And deservedly so, for Arabic is the mother of tongues:
There are a lot reasons that can prove that Arabic has superiority over Other Languages. In contrast with Arabic words, the words of those languages appear lame, maimed, blind, deaf and leprous, and entirely bereft of a natural pattern. The vocabulary of those languages is not rich in roots which is a necessary characteristic of a perfect language. ...
In Arabic idiom a few words comprise extensive meanings. Arabic conveys extensive connotations through the use of the definite article and vowel points and sequence, for which purpose other languages have to employ several phrases and sentences. Arabic possesses such roots and idioms as furnish a perfect means for the expression of the most subtle human thoughts and reflections.
I hope the teachers of these new Arabic courses keep this in mind.
Thursday, September 8, 2005
Rosetta Stone Review

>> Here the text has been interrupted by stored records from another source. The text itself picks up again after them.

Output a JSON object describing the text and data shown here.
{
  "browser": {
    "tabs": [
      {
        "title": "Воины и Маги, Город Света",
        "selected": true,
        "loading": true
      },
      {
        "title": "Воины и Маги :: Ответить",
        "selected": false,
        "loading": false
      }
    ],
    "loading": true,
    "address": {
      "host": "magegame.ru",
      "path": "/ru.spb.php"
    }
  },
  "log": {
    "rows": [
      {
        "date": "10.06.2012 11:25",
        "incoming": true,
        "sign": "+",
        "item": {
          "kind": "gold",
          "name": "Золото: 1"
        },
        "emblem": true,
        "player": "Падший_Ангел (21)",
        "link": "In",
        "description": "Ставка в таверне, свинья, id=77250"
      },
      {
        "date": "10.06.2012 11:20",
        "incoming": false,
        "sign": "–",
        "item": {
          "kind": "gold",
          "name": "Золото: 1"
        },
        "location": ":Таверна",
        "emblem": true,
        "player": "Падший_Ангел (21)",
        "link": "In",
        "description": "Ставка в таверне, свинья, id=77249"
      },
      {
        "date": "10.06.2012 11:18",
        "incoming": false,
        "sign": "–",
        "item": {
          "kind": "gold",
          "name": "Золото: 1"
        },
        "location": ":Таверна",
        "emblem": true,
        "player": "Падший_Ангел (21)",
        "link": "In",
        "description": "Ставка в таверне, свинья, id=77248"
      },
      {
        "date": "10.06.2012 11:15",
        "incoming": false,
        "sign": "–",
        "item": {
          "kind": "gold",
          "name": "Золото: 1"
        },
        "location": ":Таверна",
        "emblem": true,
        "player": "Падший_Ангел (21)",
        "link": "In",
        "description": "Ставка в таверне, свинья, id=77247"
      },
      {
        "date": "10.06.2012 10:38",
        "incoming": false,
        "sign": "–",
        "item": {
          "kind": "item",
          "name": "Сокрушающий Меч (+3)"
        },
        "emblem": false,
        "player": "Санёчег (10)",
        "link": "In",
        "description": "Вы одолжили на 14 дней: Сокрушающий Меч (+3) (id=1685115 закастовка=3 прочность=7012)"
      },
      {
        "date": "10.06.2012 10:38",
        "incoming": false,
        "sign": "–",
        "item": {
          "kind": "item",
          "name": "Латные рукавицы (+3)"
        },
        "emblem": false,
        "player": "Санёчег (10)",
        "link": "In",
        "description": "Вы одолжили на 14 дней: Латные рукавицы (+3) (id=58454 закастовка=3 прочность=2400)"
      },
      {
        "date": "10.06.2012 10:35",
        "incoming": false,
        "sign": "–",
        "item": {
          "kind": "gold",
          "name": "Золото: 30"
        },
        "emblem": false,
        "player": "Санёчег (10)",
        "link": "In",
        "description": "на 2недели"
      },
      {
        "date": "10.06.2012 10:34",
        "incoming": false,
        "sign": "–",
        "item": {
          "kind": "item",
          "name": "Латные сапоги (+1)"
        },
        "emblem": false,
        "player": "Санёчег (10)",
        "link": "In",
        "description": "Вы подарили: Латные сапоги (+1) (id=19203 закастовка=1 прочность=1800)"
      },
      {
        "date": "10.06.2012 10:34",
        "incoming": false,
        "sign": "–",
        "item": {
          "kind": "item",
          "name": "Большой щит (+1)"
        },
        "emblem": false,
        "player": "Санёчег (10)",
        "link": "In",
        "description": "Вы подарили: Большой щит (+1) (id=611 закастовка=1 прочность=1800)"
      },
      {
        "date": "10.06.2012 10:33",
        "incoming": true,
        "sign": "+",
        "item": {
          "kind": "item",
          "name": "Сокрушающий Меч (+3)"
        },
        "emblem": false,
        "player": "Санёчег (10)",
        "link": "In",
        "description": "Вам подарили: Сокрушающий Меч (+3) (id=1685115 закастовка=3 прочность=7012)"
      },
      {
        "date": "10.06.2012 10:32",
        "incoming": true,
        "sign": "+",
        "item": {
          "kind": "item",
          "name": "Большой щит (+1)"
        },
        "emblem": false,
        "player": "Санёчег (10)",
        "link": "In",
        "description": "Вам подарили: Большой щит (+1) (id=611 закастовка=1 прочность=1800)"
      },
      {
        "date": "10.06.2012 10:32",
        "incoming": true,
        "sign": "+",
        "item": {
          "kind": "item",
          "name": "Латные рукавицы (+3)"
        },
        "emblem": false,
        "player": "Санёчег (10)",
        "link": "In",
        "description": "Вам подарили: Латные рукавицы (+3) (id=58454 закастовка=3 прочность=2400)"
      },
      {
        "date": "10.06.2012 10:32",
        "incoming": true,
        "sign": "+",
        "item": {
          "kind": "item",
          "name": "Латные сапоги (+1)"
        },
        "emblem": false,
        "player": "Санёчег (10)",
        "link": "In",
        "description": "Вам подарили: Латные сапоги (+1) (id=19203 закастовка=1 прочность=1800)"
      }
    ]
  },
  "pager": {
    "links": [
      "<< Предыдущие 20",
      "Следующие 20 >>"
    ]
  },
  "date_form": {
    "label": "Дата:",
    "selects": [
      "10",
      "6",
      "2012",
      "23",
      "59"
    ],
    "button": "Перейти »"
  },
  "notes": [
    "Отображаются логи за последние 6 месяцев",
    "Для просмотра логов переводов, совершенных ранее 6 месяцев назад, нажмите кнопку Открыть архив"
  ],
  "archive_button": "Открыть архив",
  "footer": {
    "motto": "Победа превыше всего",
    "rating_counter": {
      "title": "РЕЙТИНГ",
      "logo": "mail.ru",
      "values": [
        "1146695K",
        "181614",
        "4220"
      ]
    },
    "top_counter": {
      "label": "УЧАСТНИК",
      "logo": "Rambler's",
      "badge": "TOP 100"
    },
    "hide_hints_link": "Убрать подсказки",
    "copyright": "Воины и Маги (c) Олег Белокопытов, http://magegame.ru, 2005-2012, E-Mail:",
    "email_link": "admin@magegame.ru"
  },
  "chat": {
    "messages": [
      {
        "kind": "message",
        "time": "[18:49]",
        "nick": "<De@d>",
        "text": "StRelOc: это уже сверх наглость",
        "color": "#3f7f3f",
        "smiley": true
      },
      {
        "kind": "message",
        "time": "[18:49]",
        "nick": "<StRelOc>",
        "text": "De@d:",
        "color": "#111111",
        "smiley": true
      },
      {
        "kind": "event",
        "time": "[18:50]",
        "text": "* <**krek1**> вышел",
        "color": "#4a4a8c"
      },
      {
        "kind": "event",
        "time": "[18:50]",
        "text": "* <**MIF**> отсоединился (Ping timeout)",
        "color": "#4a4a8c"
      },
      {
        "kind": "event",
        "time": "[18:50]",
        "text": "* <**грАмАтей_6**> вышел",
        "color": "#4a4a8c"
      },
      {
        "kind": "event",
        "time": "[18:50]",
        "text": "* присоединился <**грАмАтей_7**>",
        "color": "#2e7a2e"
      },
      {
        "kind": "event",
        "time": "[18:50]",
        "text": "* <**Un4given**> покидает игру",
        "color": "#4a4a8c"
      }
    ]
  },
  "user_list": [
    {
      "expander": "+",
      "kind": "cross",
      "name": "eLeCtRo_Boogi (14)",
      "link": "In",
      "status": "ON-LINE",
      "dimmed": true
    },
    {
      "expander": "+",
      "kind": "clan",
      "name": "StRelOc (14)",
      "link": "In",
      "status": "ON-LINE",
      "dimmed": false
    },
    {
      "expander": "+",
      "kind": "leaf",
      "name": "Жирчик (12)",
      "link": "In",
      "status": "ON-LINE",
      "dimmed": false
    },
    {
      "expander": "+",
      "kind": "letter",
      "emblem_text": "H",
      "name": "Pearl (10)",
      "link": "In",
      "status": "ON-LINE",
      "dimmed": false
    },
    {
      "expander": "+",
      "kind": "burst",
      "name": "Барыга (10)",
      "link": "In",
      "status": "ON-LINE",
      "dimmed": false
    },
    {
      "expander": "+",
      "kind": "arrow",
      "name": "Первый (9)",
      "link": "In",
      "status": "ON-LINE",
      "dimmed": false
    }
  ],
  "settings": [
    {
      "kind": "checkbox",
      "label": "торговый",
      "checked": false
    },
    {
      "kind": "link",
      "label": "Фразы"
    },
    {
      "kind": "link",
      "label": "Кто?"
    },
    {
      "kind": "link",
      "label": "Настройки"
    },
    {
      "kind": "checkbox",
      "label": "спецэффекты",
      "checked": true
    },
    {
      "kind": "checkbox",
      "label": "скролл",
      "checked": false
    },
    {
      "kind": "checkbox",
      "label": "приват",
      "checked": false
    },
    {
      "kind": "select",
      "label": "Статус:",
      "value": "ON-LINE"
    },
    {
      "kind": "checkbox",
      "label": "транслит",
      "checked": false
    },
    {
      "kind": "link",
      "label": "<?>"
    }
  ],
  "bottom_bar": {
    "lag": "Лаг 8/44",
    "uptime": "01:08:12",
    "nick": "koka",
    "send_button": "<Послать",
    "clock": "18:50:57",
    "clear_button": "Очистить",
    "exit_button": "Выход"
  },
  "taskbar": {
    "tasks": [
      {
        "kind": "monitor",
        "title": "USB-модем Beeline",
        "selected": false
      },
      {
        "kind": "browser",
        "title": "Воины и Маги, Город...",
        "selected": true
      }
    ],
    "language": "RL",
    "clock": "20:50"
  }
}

The product's teaching method attempts to emulate the experience of a native-born speaker by immersing you in one of 29 languages using photos, spoken phrases and written words. Unlike most language classes, you don't memorize vocabulary or verb conjugations. There are no explanations, and no definitions. You just plunge in. Skeptical? So were we.
... Overall, we liked Rosetta Stone, which works on both Windows and Macintosh computers. We found ourselves catching onto words and phrases by association -- just from seeing a photo, hearing a pronunciation, and figuring out what a certain phrase meant. The more familiar we became with each language, the easier it was to grasp the self-guided lessons.
I had a similar experience with Rosetta Stone. Last spring a kiosk appeared in Valley Fair mall - talk about a kid in a candy store! They had a 2-for-1 discount, so I bought Japanese Level 2 and Mandarin Level 1 (a difficult choice - they offer more than two dozen languages). Starting from absolute zero with Mandarin, I found the Rosetta Stone teaching method very difficult. Japanese was a different story; I studied it on my own for more years than I care to reveal, and that foundation made the lessons enjoyable for me. In particular I find it useful for learning everyday vocabulary and improving listening comprehension. がんばります！
Wednesday, September 7, 2005
A Thing for Libraries
LibraryThing is like a cross between Delicious and del.icio.us (おいしいー！). You can catalog your books online and other people can browse them. My catalog is here, although I only had time to enter a few books.
Friday, September 2, 2005
Nu ma iei
When contestant Snow began her last-chance desperation dance on "So You Think You Can Dance" Wednesday night, the pounding beat of "Mi-ya-hi" almost levitated me from the couch. A quick Google identified the song as "Dragostea din Tei" by the Moldovan band O-Zone, with the title translated variously as "Love from the linden trees", "Make love under lime trees", "L'amour sous un tilleu", "El amor del telo", and so on. A complete English translation of the lyrics is here.
I knew I had heard that music before, and as usual, it was Wikipedia to the rescue. A year ago a Flash video was going around the Internet showing a geeky guy lip-syncing the song and waving his arms to the music. I don't care if that is so 2004, it is hysterical! And as they say on Battlestar Galactica, there are many copies.
I'm not (very) embarrassed to admit that I downloaded the entire O-Zone album from iTunes. Miya-haha!